REQUIREMENT =
Return every line of the data below that includes the string "JSON".

RECORD EXTRACTS =
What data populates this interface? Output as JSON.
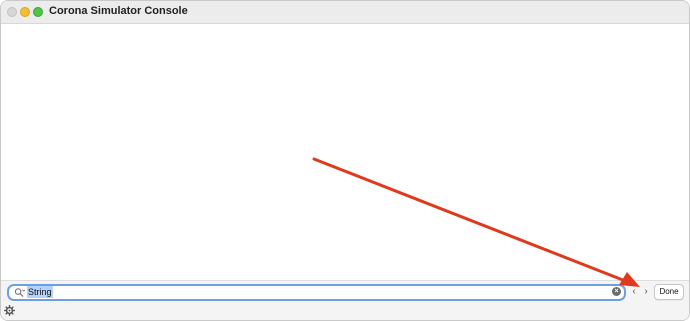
{
  "window": {
    "title": "Corona Simulator Console"
  },
  "findbar": {
    "search_value": "String",
    "done_label": "Done",
    "prev_glyph": "‹",
    "next_glyph": "›",
    "clear_glyph": "×"
  },
  "icons": {
    "search": "magnifier-icon",
    "clear": "clear-icon",
    "prev": "chevron-left-icon",
    "next": "chevron-right-icon",
    "settings": "gear-icon",
    "annotation": "red-arrow-icon"
  },
  "colors": {
    "focus_ring": "#6f9fe0",
    "selection": "#b3d2fb",
    "annotation_arrow": "#e03a1e",
    "minimize": "#f5bf2f",
    "maximize": "#4fc446"
  }
}
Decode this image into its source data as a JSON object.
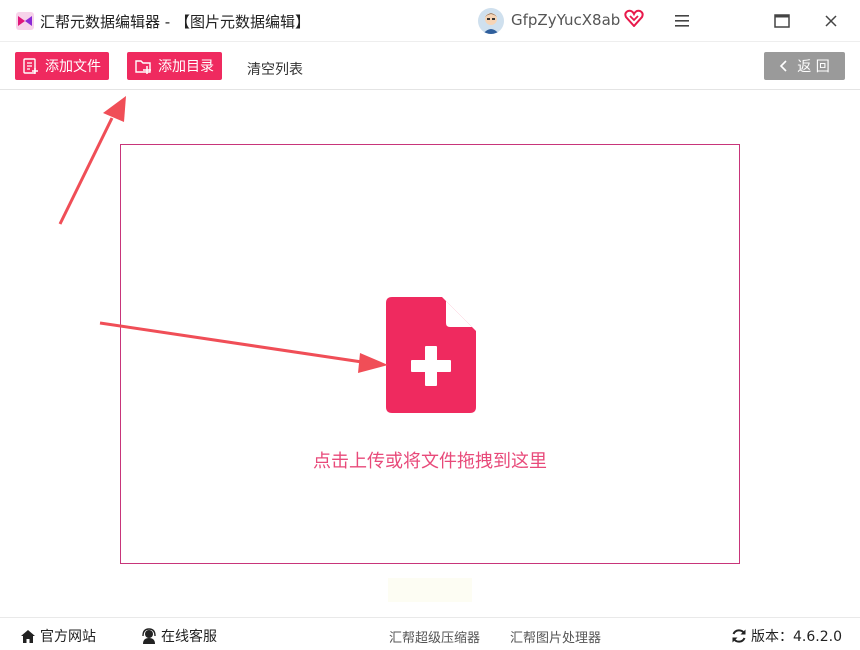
{
  "window": {
    "title": "汇帮元数据编辑器 - 【图片元数据编辑】",
    "username": "GfpZyYucX8ab"
  },
  "toolbar": {
    "add_file_label": "添加文件",
    "add_folder_label": "添加目录",
    "clear_list_label": "清空列表",
    "back_label": "返 回"
  },
  "dropzone": {
    "hint": "点击上传或将文件拖拽到这里"
  },
  "footer": {
    "website_label": "官方网站",
    "support_label": "在线客服",
    "link1_label": "汇帮超级压缩器",
    "link2_label": "汇帮图片处理器",
    "version_label": "版本：4.6.2.0"
  },
  "icons": [
    "app-logo-icon",
    "avatar",
    "vip-heart-icon",
    "menu-icon",
    "maximize-icon",
    "close-icon",
    "add-file-icon",
    "add-folder-icon",
    "chevron-left-icon",
    "file-add-icon",
    "home-icon",
    "headset-icon",
    "refresh-icon"
  ],
  "colors": {
    "accent": "#ef2a5f",
    "dropzone_border": "#c8357a",
    "hint_text": "#e84a7a",
    "back_button": "#9a9a9a",
    "annotation_arrow": "#f04e57"
  }
}
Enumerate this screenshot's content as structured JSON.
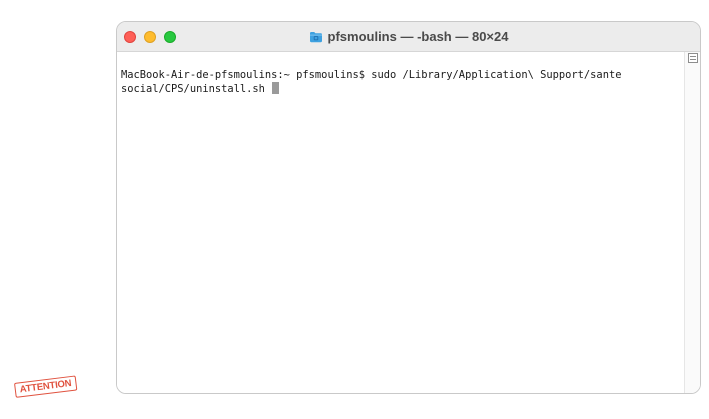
{
  "window": {
    "title": "pfsmoulins — -bash — 80×24"
  },
  "terminal": {
    "line1": "MacBook-Air-de-pfsmoulins:~ pfsmoulins$ sudo /Library/Application\\ Support/sante",
    "line2": "social/CPS/uninstall.sh "
  },
  "stamp": {
    "text": "ATTENTION"
  },
  "colors": {
    "close": "#fe5f57",
    "minimize": "#febc2e",
    "zoom": "#28c840",
    "stamp": "#e0523f",
    "folder_icon": "#3ea1e0"
  },
  "icons": {
    "title": "folder-icon"
  }
}
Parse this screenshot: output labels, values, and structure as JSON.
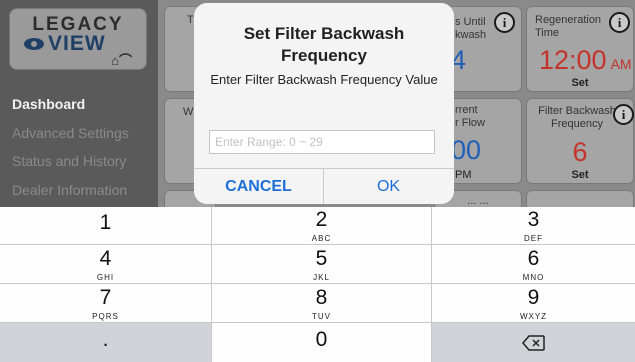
{
  "logo": {
    "line1": "LEGACY",
    "line2": "VIEW"
  },
  "sidebar": {
    "items": [
      {
        "label": "Dashboard"
      },
      {
        "label": "Advanced Settings"
      },
      {
        "label": "Status and History"
      },
      {
        "label": "Dealer Information"
      }
    ]
  },
  "tiles": {
    "days_until": {
      "title": "s Until\nkwash",
      "value": "4"
    },
    "regeneration": {
      "title": "Regeneration\nTime",
      "time": "12:00",
      "ampm": "AM",
      "action": "Set"
    },
    "flow": {
      "title": "rrent\nr Flow",
      "value": "00",
      "unit": "PM"
    },
    "filter_backwash": {
      "title": "Filter Backwash\nFrequency",
      "value": "6",
      "action": "Set"
    },
    "partial_left1": {
      "title": "T"
    },
    "partial_left2": {
      "title": "W"
    },
    "partial_bottom": {
      "title": "... ..."
    }
  },
  "colors": {
    "accent_blue": "#1e6fd9",
    "value_blue": "#1f5fb8",
    "value_red": "#c2342c"
  },
  "dialog": {
    "title": "Set Filter Backwash Frequency",
    "message": "Enter Filter Backwash Frequency Value",
    "input_placeholder": "Enter Range: 0 ~ 29",
    "input_value": "",
    "cancel_label": "CANCEL",
    "ok_label": "OK"
  },
  "keypad": {
    "keys": [
      {
        "num": "1",
        "letters": ""
      },
      {
        "num": "2",
        "letters": "ABC"
      },
      {
        "num": "3",
        "letters": "DEF"
      },
      {
        "num": "4",
        "letters": "GHI"
      },
      {
        "num": "5",
        "letters": "JKL"
      },
      {
        "num": "6",
        "letters": "MNO"
      },
      {
        "num": "7",
        "letters": "PQRS"
      },
      {
        "num": "8",
        "letters": "TUV"
      },
      {
        "num": "9",
        "letters": "WXYZ"
      },
      {
        "num": ".",
        "letters": ""
      },
      {
        "num": "0",
        "letters": ""
      },
      {
        "num": "",
        "letters": "",
        "icon": "backspace-icon"
      }
    ]
  }
}
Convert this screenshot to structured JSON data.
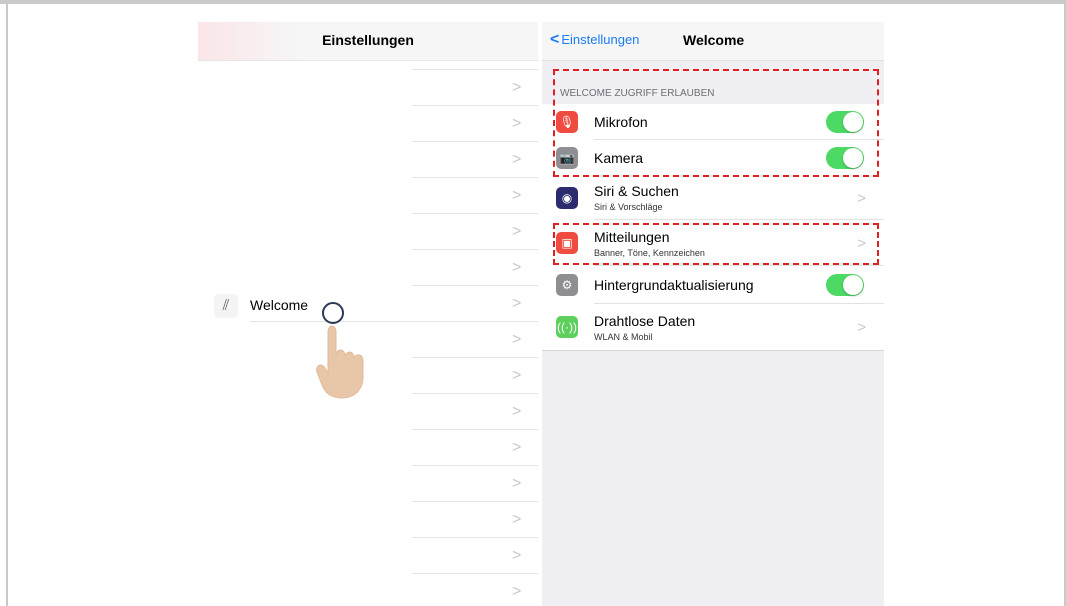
{
  "left_screen": {
    "title": "Einstellungen",
    "welcome_label": "Welcome",
    "chevron": ">"
  },
  "right_screen": {
    "back_label": "Einstellungen",
    "back_chevron": "<",
    "title": "Welcome",
    "section_header": "WELCOME ZUGRIFF ERLAUBEN",
    "rows": [
      {
        "title": "Mikrofon",
        "icon": "microphone-icon",
        "icon_color": "#ef4b3f",
        "toggle_on": true
      },
      {
        "title": "Kamera",
        "icon": "camera-icon",
        "icon_color": "#8e8e93",
        "toggle_on": true
      },
      {
        "title": "Siri & Suchen",
        "subtitle": "Siri & Vorschläge",
        "icon": "siri-icon",
        "icon_color": "#2b2b6e"
      },
      {
        "title": "Mitteilungen",
        "subtitle": "Banner, Töne, Kennzeichen",
        "icon": "notifications-icon",
        "icon_color": "#ef4b3f"
      },
      {
        "title": "Hintergrundaktualisierung",
        "icon": "gear-icon",
        "icon_color": "#8e8e93",
        "toggle_on": true
      },
      {
        "title": "Drahtlose Daten",
        "subtitle": "WLAN & Mobil",
        "icon": "antenna-icon",
        "icon_color": "#5ccf5c"
      }
    ]
  },
  "colors": {
    "accent": "#1a7cf5",
    "toggle_on": "#4cd964",
    "highlight": "#e02020"
  }
}
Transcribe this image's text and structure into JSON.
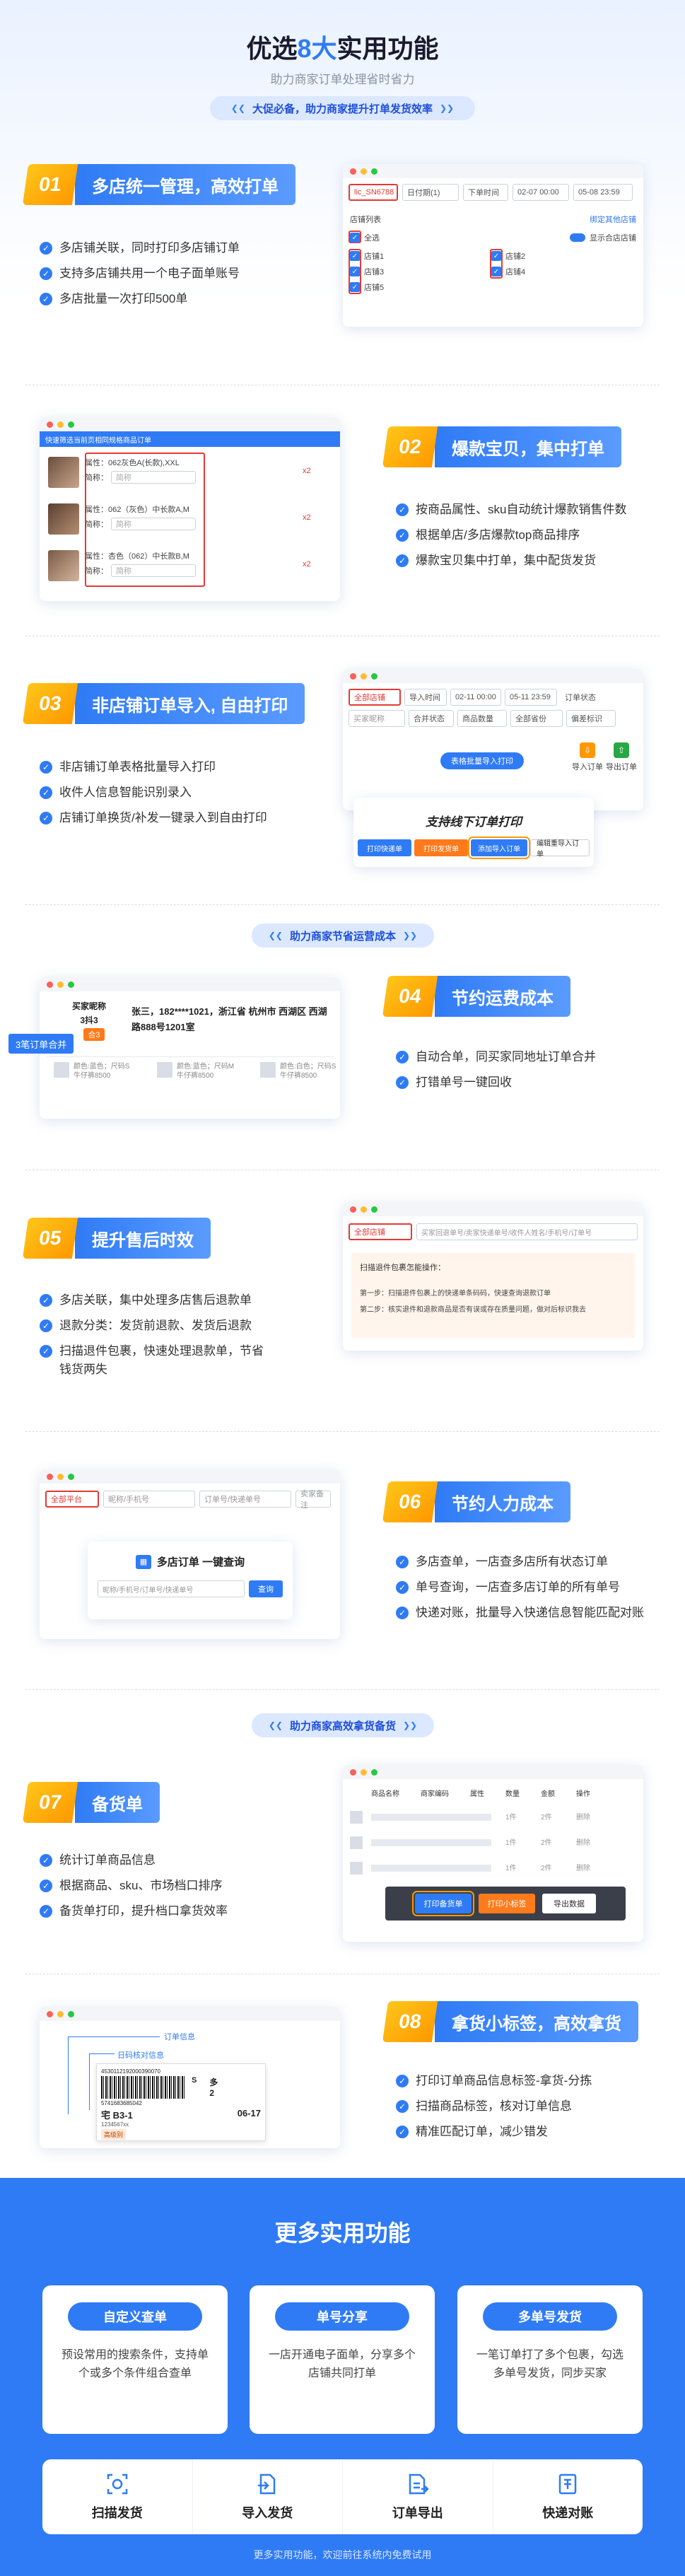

YOUR SOLUTION =
What data populates this interface? Output as JSON.
Decode this image into its source data as a JSON object.
Enumerate this screenshot's content as structured JSON.
Parse this screenshot: output labels, values, and structure as JSON.
Convert this screenshot to structured JSON data.
Transcribe this image's text and structure into JSON.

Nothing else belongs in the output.